Nick GAS also produced its own original programming, such as Play to Z, Gamefarm and Splash TV. GAS also featured original blocks Camp GAS during the summer, Double Dare Double Play (both removed in 2004), and Pumping GAS (removed in 2005).
In place of commercials, Nick GAS aired interstitial segments, some of which were produced at Nickelodeon On Sunset and the defunct Nickelodeon Studios at Universal Studios Florida, promos for Nick GAS original programming, aired during commercial breaks. However, in-show advertising (like consolation and grand prizes of the network's shows) were left intact, as it was part of the show itself.
The studio segments in the "GAS Garage", often included competitions between families, or interviews with athletes and other celebrities. Programs were usually grouped together in the blocks Heads Up!, Wild Card, Family Fuel, Extreme GAS (all removed in 2002) and aired during commercial breaks. Other interstitials included "Heroes of the Game", "GAS Grill", "Trade Tricks", "Time Out", T.U.M.E.G., "Skill Drill", "MLS Play of the Week", "Global GAS", "Home Turf Highlights", "Let's Just Play ads", "In Play Today", "All Access", "FastBreak", "GasCaster Report", and in the early years of the network "This Day in History".
From October 31, 2005 onwards, Nick GAS's programming was fully automated, putting only seven shows on a permanent time slot (Guts, Legends of the Hidden Temple, Figure It Out, Get the Picture, Double Dare 2000, Nick Arcade and Finders Keepers) and regular segments. In September 2006, Finders Keepers was removed from the network's schedule, leaving only a mere six shows on the channel by its final year (as well as 2 years exclusively for Dish Network, due to unknown bandwidth problems).
Viacom Networks announced in August 2007 that Nick GAS would shut down on December 31, 2007 and replaced by a 24-hour network of the then-timesharing 12-hour block The N.
On December 31, 2007, Nick GAS was shut down after an episode of Figure It Out. It then aired a bumper, but it was cut off halfway through and was replaced by The N, which became a 24-hour channel after splitting from sister station Noggin (now Nick Jr.). The N was subsequently rebranded as TeenNick on September 28, 2009.

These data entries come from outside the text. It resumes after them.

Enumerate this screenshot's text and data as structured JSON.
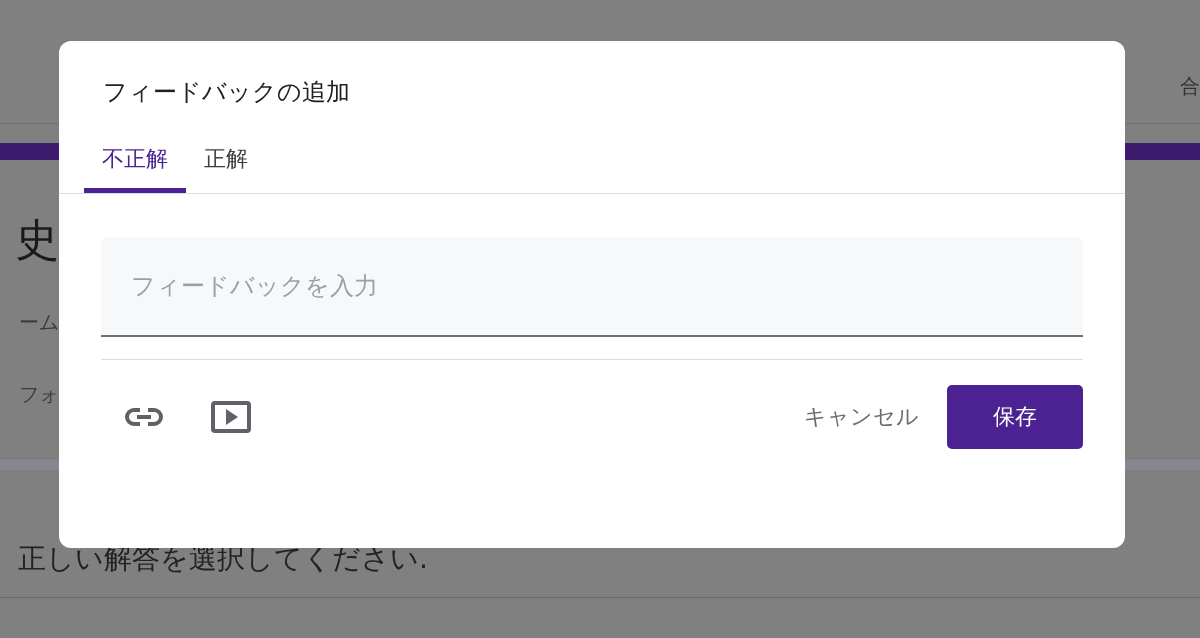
{
  "page": {
    "header_text": "合",
    "title": "史",
    "lines": [
      "ーム",
      "フォ"
    ],
    "question": "正しい解答を選択してください."
  },
  "dialog": {
    "title": "フィードバックの追加",
    "tabs": [
      {
        "label": "不正解",
        "selected": true
      },
      {
        "label": "正解",
        "selected": false
      }
    ],
    "feedback_field": {
      "placeholder": "フィードバックを入力"
    },
    "cancel_button": "キャンセル",
    "save_button": "保存"
  }
}
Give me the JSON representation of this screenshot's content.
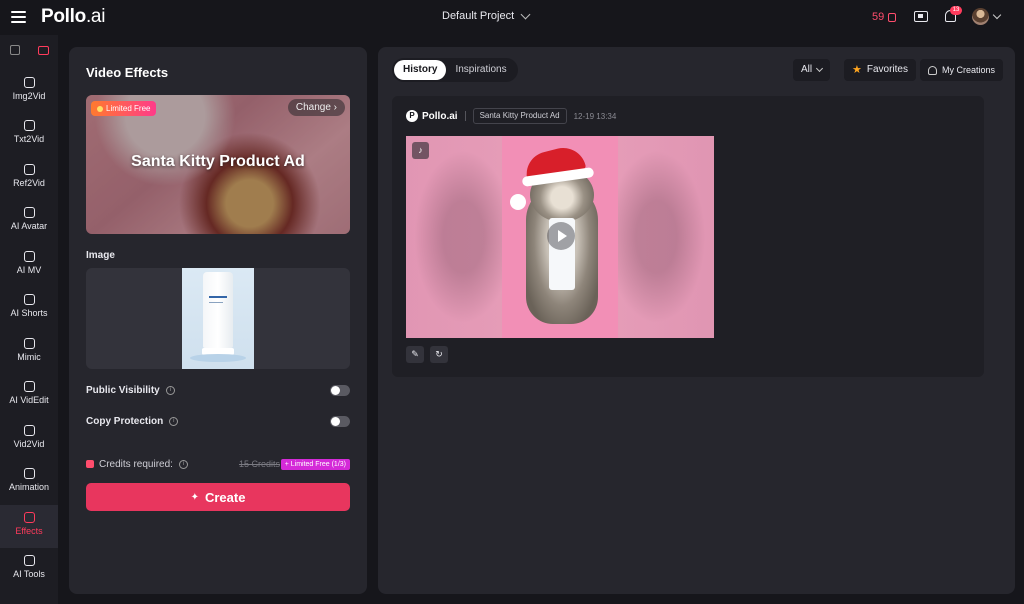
{
  "app": {
    "logo_main": "Pollo",
    "logo_suffix": ".ai"
  },
  "topbar": {
    "project": "Default Project",
    "credits": "59",
    "notifications_count": "13"
  },
  "sidebar": {
    "items": [
      {
        "label": "Img2Vid"
      },
      {
        "label": "Txt2Vid"
      },
      {
        "label": "Ref2Vid"
      },
      {
        "label": "AI Avatar"
      },
      {
        "label": "AI MV"
      },
      {
        "label": "AI Shorts"
      },
      {
        "label": "Mimic"
      },
      {
        "label": "AI VidEdit"
      },
      {
        "label": "Vid2Vid"
      },
      {
        "label": "Animation"
      },
      {
        "label": "Effects"
      },
      {
        "label": "AI Tools"
      }
    ],
    "active": "Effects"
  },
  "panel": {
    "title": "Video Effects",
    "effect": {
      "tag": "Limited Free",
      "change": "Change",
      "name": "Santa Kitty Product Ad"
    },
    "image_label": "Image",
    "public_visibility": "Public Visibility",
    "copy_protection": "Copy Protection",
    "credits_label": "Credits required:",
    "credits_old": "15 Credits",
    "credits_free": "+ Limited Free (1/3)",
    "create": "Create"
  },
  "right": {
    "tabs": [
      {
        "label": "History"
      },
      {
        "label": "Inspirations"
      }
    ],
    "filter_all": "All",
    "favorites": "Favorites",
    "my_creations": "My Creations",
    "card": {
      "brand": "Pollo.ai",
      "tag": "Santa Kitty Product Ad",
      "time": "12-19 13:34"
    }
  },
  "colors": {
    "accent": "#e8365e",
    "badge": "#d42ad8",
    "favorite": "#ffa51f"
  }
}
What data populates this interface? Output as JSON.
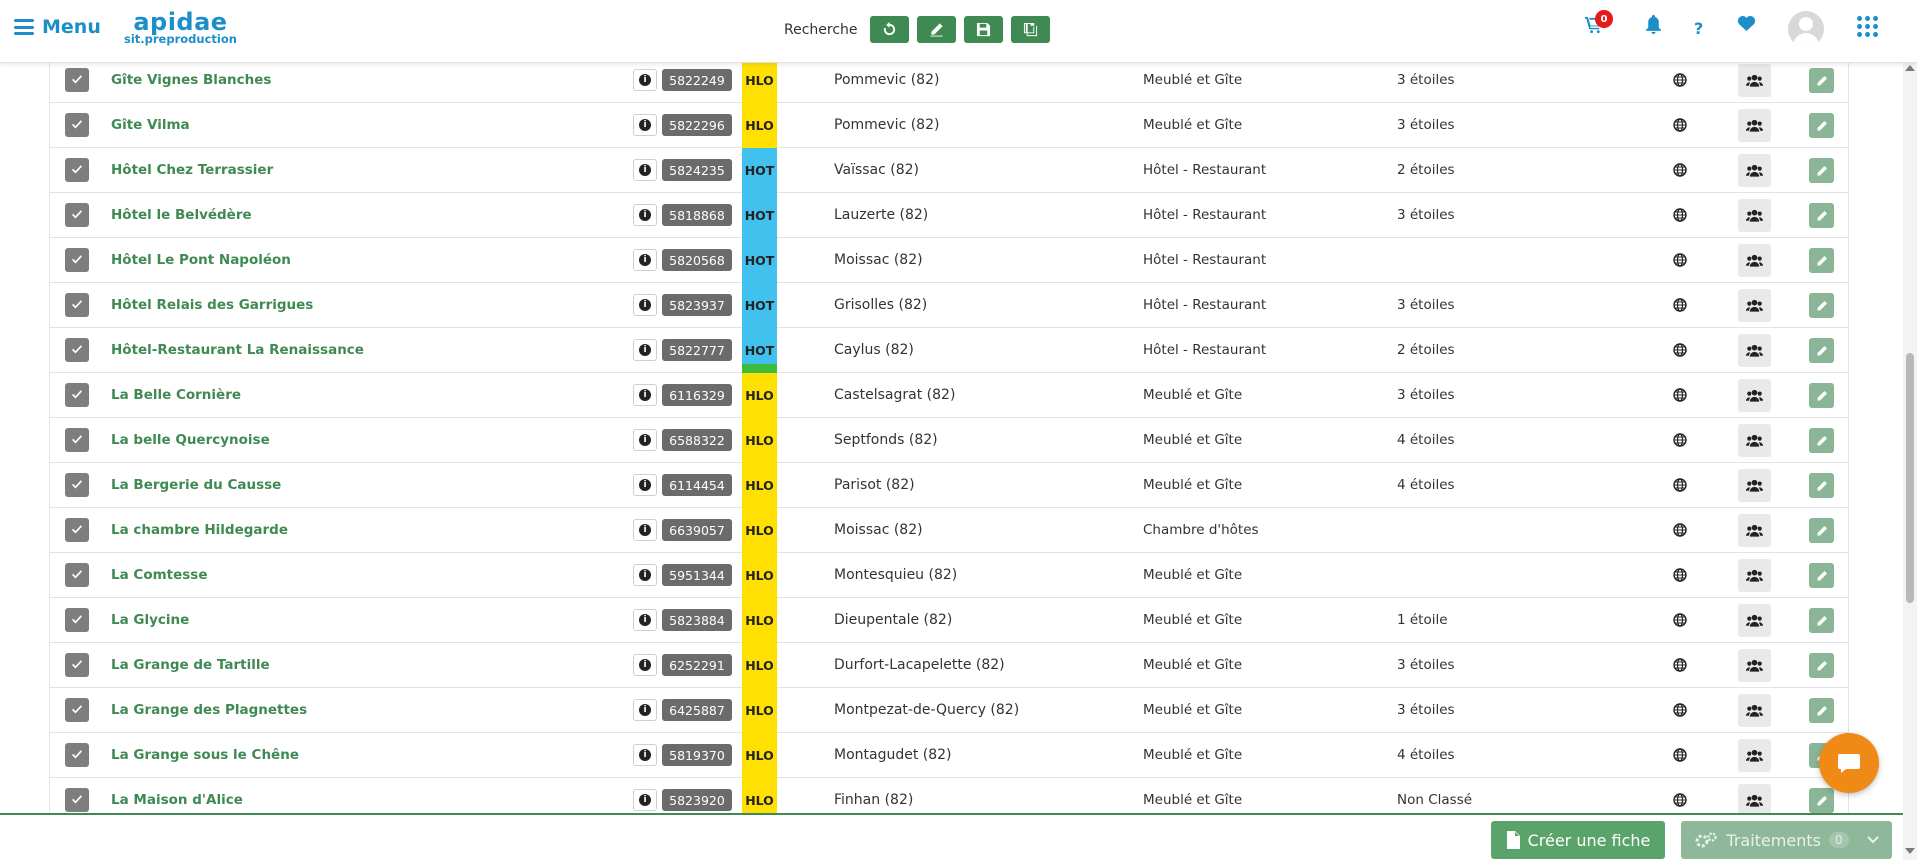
{
  "header": {
    "menu_label": "Menu",
    "logo_main": "apidae",
    "logo_sub": "sit.preproduction",
    "search_label": "Recherche",
    "cart_count": "0",
    "help_label": "?"
  },
  "rows": [
    {
      "name": "Gîte Vignes Blanches",
      "id": "5822249",
      "type": "HLO",
      "type_color": "#ffe000",
      "city": "Pommevic (82)",
      "category": "Meublé et Gîte",
      "stars": "3 étoiles"
    },
    {
      "name": "Gîte Vilma",
      "id": "5822296",
      "type": "HLO",
      "type_color": "#ffe000",
      "city": "Pommevic (82)",
      "category": "Meublé et Gîte",
      "stars": "3 étoiles"
    },
    {
      "name": "Hôtel Chez Terrassier",
      "id": "5824235",
      "type": "HOT",
      "type_color": "#40c1ee",
      "city": "Vaïssac (82)",
      "category": "Hôtel - Restaurant",
      "stars": "2 étoiles"
    },
    {
      "name": "Hôtel le Belvédère",
      "id": "5818868",
      "type": "HOT",
      "type_color": "#40c1ee",
      "city": "Lauzerte (82)",
      "category": "Hôtel - Restaurant",
      "stars": "3 étoiles"
    },
    {
      "name": "Hôtel Le Pont Napoléon",
      "id": "5820568",
      "type": "HOT",
      "type_color": "#40c1ee",
      "city": "Moissac (82)",
      "category": "Hôtel - Restaurant",
      "stars": ""
    },
    {
      "name": "Hôtel Relais des Garrigues",
      "id": "5823937",
      "type": "HOT",
      "type_color": "#40c1ee",
      "city": "Grisolles (82)",
      "category": "Hôtel - Restaurant",
      "stars": "3 étoiles"
    },
    {
      "name": "Hôtel-Restaurant La Renaissance",
      "id": "5822777",
      "type": "HOT",
      "type_color": "#40c1ee",
      "city": "Caylus (82)",
      "category": "Hôtel - Restaurant",
      "stars": "2 étoiles"
    },
    {
      "name": "La Belle Cornière",
      "id": "6116329",
      "type": "HLO",
      "type_color": "#ffe000",
      "city": "Castelsagrat (82)",
      "category": "Meublé et Gîte",
      "stars": "3 étoiles"
    },
    {
      "name": "La belle Quercynoise",
      "id": "6588322",
      "type": "HLO",
      "type_color": "#ffe000",
      "city": "Septfonds (82)",
      "category": "Meublé et Gîte",
      "stars": "4 étoiles"
    },
    {
      "name": "La Bergerie du Causse",
      "id": "6114454",
      "type": "HLO",
      "type_color": "#ffe000",
      "city": "Parisot (82)",
      "category": "Meublé et Gîte",
      "stars": "4 étoiles"
    },
    {
      "name": "La chambre Hildegarde",
      "id": "6639057",
      "type": "HLO",
      "type_color": "#ffe000",
      "city": "Moissac (82)",
      "category": "Chambre d'hôtes",
      "stars": ""
    },
    {
      "name": "La Comtesse",
      "id": "5951344",
      "type": "HLO",
      "type_color": "#ffe000",
      "city": "Montesquieu (82)",
      "category": "Meublé et Gîte",
      "stars": ""
    },
    {
      "name": "La Glycine",
      "id": "5823884",
      "type": "HLO",
      "type_color": "#ffe000",
      "city": "Dieupentale (82)",
      "category": "Meublé et Gîte",
      "stars": "1 étoile"
    },
    {
      "name": "La Grange de Tartille",
      "id": "6252291",
      "type": "HLO",
      "type_color": "#ffe000",
      "city": "Durfort-Lacapelette (82)",
      "category": "Meublé et Gîte",
      "stars": "3 étoiles"
    },
    {
      "name": "La Grange des Plagnettes",
      "id": "6425887",
      "type": "HLO",
      "type_color": "#ffe000",
      "city": "Montpezat-de-Quercy (82)",
      "category": "Meublé et Gîte",
      "stars": "3 étoiles"
    },
    {
      "name": "La Grange sous le Chêne",
      "id": "5819370",
      "type": "HLO",
      "type_color": "#ffe000",
      "city": "Montagudet (82)",
      "category": "Meublé et Gîte",
      "stars": "4 étoiles"
    },
    {
      "name": "La Maison d'Alice",
      "id": "5823920",
      "type": "HLO",
      "type_color": "#ffe000",
      "city": "Finhan (82)",
      "category": "Meublé et Gîte",
      "stars": "Non Classé"
    }
  ],
  "footer": {
    "create_label": "Créer une fiche",
    "treatments_label": "Traitements",
    "treatments_count": "0"
  },
  "icons": {
    "menu": "hamburger-icon",
    "undo": "undo-icon",
    "edit": "pencil-icon",
    "save": "save-icon",
    "copy": "copy-icon",
    "cart": "cart-icon",
    "bell": "bell-icon",
    "heart": "heart-icon",
    "apps": "grid-icon",
    "globe": "globe-icon",
    "people": "users-icon",
    "chat": "chat-icon"
  },
  "colors": {
    "brand_blue": "#1c8ec9",
    "green": "#3f8a52",
    "hlo": "#ffe000",
    "hot": "#40c1ee",
    "chat": "#f08a16"
  }
}
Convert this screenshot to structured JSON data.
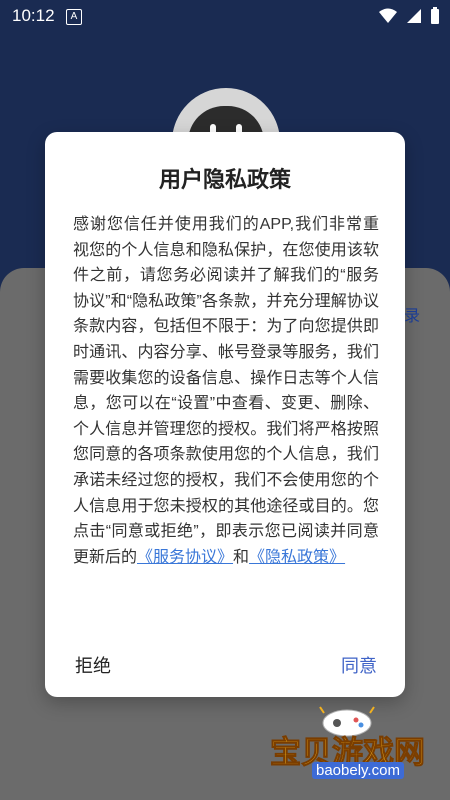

Meanwhile, Dish Network kept an automated loop of the network on the air for fifteen months, due to either unknown concerns or satellite bandwidth problems. On April 23, 2009, Dish announced it would discontinue Nick GAS and replace it with the Pacific feed of Cartoon Network the following day, and the network loop ended at the unusual time of 3:30 AM after an episode of Legends of the Hidden Temple. After airing a bumper, it then segued into an episode of Squidbillies.
Nick GAS aired every game show broadcast on Nick from the parent network's inception onward, as well as non-game programming such as Salute Your Shorts, Speed Racer X, Scaredy Camp, and Rocket Power (all of which mainly involved extreme sports and competition).
The network also aired a one-hour block of video game programming on Saturday nights from 2003–04. Play to Z (mainly re-purposed content from the British Game Network) and Nickelodeon Gamefarm (an original series featuring video game news and competitions) aired during this time. Nick GAS also carried repeats of Nickelodeon Robot Wars, a program adapted from the British original.